Becoming who we already are

Becoming who we already are
Mindful Living

These articles on meditation each month are written to point towards a contemplative way of being in the world and to nourish in readers an awareness of who they are at the deepest level of their being. It is not particularly helpful for anyone to take a single article and to draw inferences that are unwarranted. But neither is it helpful if my message is open to misinterpretation, so let me clarify a few things.

Christian churches

It has been a recurring theme in these articles that the Christian churches, or should I say denominations, have placed an inordinate emphasis on doctrine and dogma, on scripture and tradition at the expense of personal experience. They inform one another and together they inform our understanding of our faith and our appreciation of who we truly are. But in the absence of personal experience, dogma and doctrine lose their intrinsic meaning. As the renowned theologian, the late Fr Michael Gallagher SJ wrote “Spirituality comes before theology: If faith is not an experience of encounter, we have little to reflect on except the words of others. And they will ring hollow unless touched by personal fire”.

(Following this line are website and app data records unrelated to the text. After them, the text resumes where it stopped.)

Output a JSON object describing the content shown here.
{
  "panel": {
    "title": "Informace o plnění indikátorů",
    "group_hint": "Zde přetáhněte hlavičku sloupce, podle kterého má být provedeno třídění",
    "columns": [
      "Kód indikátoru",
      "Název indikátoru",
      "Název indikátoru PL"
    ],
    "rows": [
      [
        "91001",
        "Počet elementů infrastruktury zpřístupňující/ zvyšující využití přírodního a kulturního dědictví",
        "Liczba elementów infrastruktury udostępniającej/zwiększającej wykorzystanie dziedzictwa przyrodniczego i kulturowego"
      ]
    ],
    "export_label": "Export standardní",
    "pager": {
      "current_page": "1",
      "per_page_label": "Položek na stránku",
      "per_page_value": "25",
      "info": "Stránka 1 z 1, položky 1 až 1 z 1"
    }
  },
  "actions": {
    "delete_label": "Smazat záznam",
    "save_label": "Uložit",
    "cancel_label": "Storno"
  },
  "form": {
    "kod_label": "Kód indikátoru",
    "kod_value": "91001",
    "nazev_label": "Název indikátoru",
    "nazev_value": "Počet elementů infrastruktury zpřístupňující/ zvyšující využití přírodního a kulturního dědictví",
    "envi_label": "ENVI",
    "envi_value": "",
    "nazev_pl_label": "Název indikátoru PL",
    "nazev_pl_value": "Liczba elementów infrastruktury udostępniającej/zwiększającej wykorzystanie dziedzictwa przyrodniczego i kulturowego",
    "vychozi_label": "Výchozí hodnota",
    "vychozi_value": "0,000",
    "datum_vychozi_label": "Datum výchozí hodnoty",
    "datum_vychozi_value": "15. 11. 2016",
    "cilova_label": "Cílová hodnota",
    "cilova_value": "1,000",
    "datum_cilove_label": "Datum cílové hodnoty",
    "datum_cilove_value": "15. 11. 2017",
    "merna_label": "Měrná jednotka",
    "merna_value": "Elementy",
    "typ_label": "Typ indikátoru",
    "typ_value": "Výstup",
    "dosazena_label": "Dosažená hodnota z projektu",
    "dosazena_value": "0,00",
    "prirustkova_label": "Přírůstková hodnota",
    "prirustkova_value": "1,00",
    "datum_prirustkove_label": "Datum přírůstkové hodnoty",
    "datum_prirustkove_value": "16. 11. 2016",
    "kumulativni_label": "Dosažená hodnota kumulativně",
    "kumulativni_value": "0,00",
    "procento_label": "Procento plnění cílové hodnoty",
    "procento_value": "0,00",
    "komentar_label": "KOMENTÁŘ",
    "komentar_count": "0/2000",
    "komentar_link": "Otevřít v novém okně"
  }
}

Meditation, as a daily practice, creates an ongoing opportunity for rich personal spiritual experience. Of course, just as dogma and doctrine need to be informed by personal spiritual experience, such experience needs to be considered and interpreted in the light of scripture and tradition.

The contemplative tradition of our Faith, as articulated by saints and mystics down through the centuries, assures us that in the quiet of meditation, as we let go of our thoughts, we begin to encounter that which lies beneath – we begin to apprehend the deep, mysterious silence beneath the noise. I deliberately use the word apprehend rather than comprehend because we never fully understand it. And, what is it that we apprehend? We apprehend that we are loved and have always been loved by God – not for our talents or our achievements, not for our ego or our performance – but that we are loved for who we truly are, that we were created as love by Love and remain intimately connected to the ground of all being. We discover, as Thomas Merton described it, that “underlying the subjective experience of the individual self there is an immediate experience of being… [which] is totally different from the experience of self-consciousness”. Merton described this discovery, this growing awareness, as the discovery of our true-self, which is love.

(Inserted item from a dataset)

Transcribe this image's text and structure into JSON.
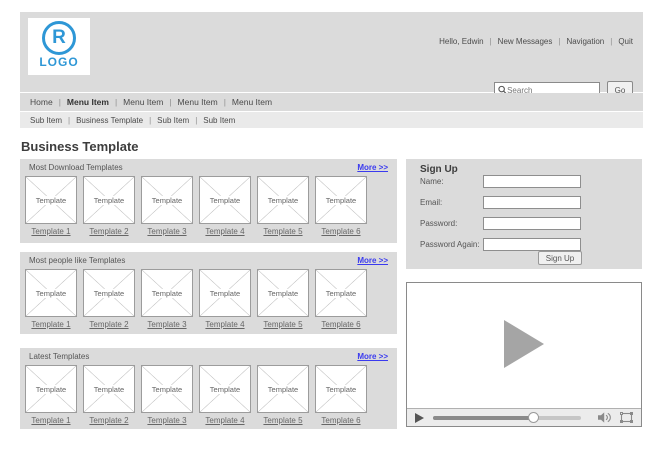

This kind of knowing is experiential knowing, it is trans-rational spiritual knowing that arises from personal spiritual experience. And, because the Church doesn’t often talk about personal spiritual experience, we may not have the capacity to recognise it when it happens. So it is important that we create opportunities for contemplative practices and also occasions for exploring them in light of contemplative writings, scripture and tradition. Christian Meditation Ireland does this on a regular basis.

For centuries, the word sin has been associated with personal wrongdoing, with individual moral unworthiness – in other words, in terms of personal transgression. But, from a contemplative perspective, sin is grounded in the illusion that we are separate, not that we need to be saved because of what has been conceived as ‘original sin’. We do need to be saved, but what we need to be saved from is that foundational illusion of separateness because when that fundamental untruth guides us, our actions become grounded in the egoic desire for power, prestige and possessions.

What most people understand by sin is, of course, a consequence of that illusion. From a contemplative perspective, the essence of the Good News of the Gospels is this revelation of who we already are. The Gospel message then, is not about atonement for sin, but about ‘at-one-ment’, about shattering the illusion of separation and living life from that new perspective. This may be a reframing of the concept of sin from the traditional approach but it does not ignore, downplay or deny sin.


Nor is there anything in this perspective that reduces Jesus to a Buddha-like figure or sees him merely as a teacher of spiritual enlightenment. As Christians we believe in a Trinitarian God. John Main taught that when we come into the silence of meditation we enter the flow of love between the Father and Son and he described that flow as the Spirit. Christian meditation is grounded in this understanding and our intention in meditation is to leave ourselves open to such a graced encounter so that it transforms us; so that we might see and help others to realise that, as Thomas Merton described it: “We are living in a world that is absolutely transparent and God is shining through it all the time.”

Meditation is not a practice for personal salvation, but for awakening fully to the God-filled present moment. As we come to appreciate the truth that the Spirit dwells within us, we find we are no longer motivated by any outside reward or punishment but our motivation and compassion come from the knowledge that we are participating in the mystery itself. Hopefully, we find we no longer engage in mere rule-following behaviour; instead, it is our awareness of our actual identity in God that drives our actions so that we become truly responsive. As meditation transforms our relationship with the divine, we find ourselves naturally drawn to live our lives out of that understanding, informed by the spirit within us growing ever more in harmony with the Holy Spirit.

The fruit of meditation is contemplative, compassionate action in the world. As John Main wrote: “The all-important aim in Christian meditation is to allow God’s mysterious and silent presence within us to become more and more not only a reality, but the reality in our lives; to let it become that reality which gives meaning, shape and purpose to everything we do, to everything we are.”